[Records from a dataset]
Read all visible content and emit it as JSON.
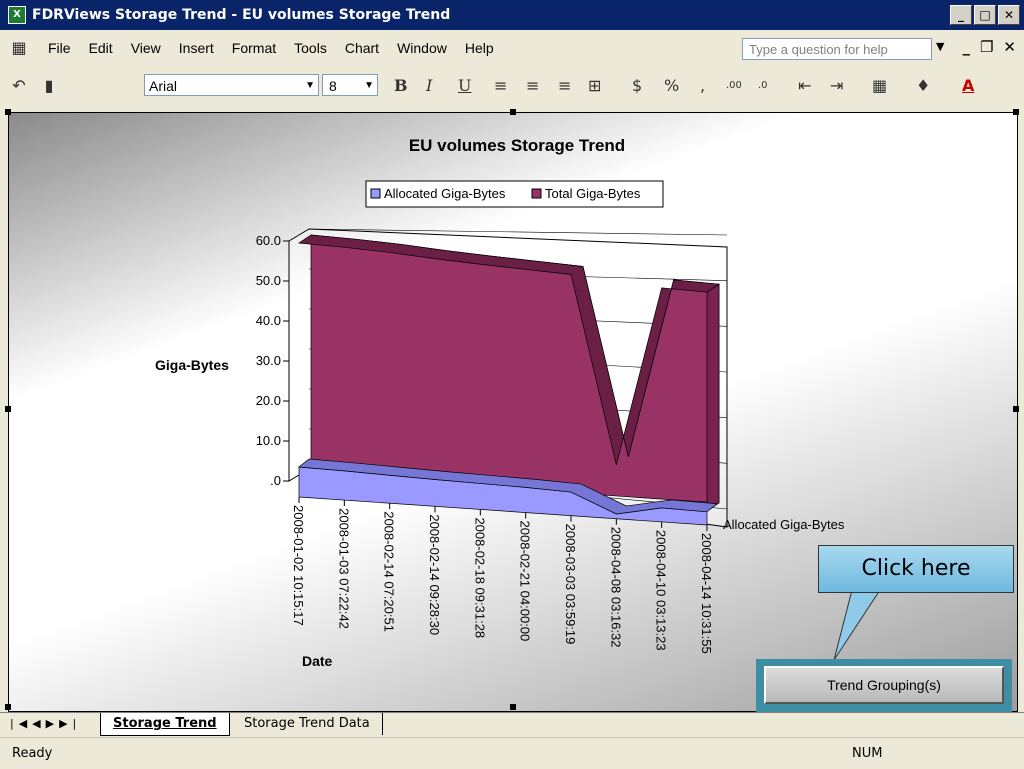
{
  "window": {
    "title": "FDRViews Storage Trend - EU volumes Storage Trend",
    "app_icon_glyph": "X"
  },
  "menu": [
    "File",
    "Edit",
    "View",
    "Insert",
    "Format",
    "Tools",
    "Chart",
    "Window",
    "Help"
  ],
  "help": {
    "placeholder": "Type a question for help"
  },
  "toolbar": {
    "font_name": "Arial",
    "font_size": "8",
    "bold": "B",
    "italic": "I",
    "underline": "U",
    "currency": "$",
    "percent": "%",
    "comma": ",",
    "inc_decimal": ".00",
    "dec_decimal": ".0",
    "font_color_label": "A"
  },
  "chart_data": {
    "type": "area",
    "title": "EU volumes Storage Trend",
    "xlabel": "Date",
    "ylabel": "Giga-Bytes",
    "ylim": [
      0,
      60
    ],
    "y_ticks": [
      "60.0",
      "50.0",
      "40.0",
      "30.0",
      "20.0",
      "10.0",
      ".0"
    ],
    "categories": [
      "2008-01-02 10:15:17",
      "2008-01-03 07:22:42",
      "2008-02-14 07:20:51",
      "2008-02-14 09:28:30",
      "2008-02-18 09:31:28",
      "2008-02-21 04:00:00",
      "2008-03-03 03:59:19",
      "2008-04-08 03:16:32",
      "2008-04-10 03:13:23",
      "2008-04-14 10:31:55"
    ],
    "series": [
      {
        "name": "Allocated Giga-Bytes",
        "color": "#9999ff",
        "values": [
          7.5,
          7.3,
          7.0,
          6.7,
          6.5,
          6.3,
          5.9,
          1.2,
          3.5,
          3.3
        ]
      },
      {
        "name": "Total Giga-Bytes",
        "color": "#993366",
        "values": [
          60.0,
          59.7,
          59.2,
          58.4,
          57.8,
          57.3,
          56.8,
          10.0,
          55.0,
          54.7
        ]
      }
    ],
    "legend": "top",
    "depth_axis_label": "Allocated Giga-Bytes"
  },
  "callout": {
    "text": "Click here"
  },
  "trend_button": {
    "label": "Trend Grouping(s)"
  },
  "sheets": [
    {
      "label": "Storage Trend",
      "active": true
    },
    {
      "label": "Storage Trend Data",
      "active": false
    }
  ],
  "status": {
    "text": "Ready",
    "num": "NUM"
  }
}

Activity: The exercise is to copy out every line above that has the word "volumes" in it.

Expected answer:
    "title": "FDRViews Storage Trend - EU volumes Storage Trend",
    "title": "EU volumes Storage Trend",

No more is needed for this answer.